# What the task requires
Only the records, exactly as written, belong in the answer; pictures do not.

**** Extracted information ****

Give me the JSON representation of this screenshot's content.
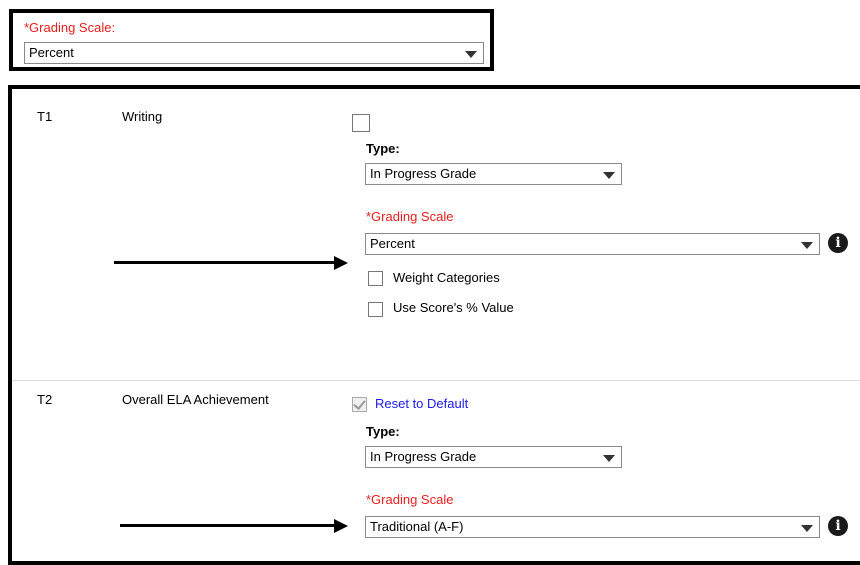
{
  "top": {
    "grading_scale_label": "*Grading Scale:",
    "grading_scale_value": "Percent"
  },
  "rows": [
    {
      "code": "T1",
      "name": "Writing",
      "type_label": "Type:",
      "type_value": "In Progress Grade",
      "grading_scale_label": "*Grading Scale",
      "grading_scale_value": "Percent",
      "options": [
        "Weight Categories",
        "Use Score's % Value"
      ]
    },
    {
      "code": "T2",
      "name": "Overall ELA Achievement",
      "reset_label": "Reset to Default",
      "type_label": "Type:",
      "type_value": "In Progress Grade",
      "grading_scale_label": "*Grading Scale",
      "grading_scale_value": "Traditional (A-F)"
    }
  ],
  "info_icon_glyph": "i",
  "colors": {
    "required": "#e8201f",
    "link": "#1a1aee"
  }
}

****

# Solved exercise
Give me the JSON representation of this screenshot's content.
{
  "top": {
    "grading_scale_label": "*Grading Scale:",
    "grading_scale_value": "Percent"
  },
  "rows": [
    {
      "code": "T1",
      "name": "Writing",
      "type_label": "Type:",
      "type_value": "In Progress Grade",
      "grading_scale_label": "*Grading Scale",
      "grading_scale_value": "Percent",
      "options": [
        "Weight Categories",
        "Use Score's % Value"
      ]
    },
    {
      "code": "T2",
      "name": "Overall ELA Achievement",
      "reset_label": "Reset to Default",
      "type_label": "Type:",
      "type_value": "In Progress Grade",
      "grading_scale_label": "*Grading Scale",
      "grading_scale_value": "Traditional (A-F)"
    }
  ],
  "info_icon_glyph": "i",
  "colors": {
    "required": "#e8201f",
    "link": "#1a1aee"
  }
}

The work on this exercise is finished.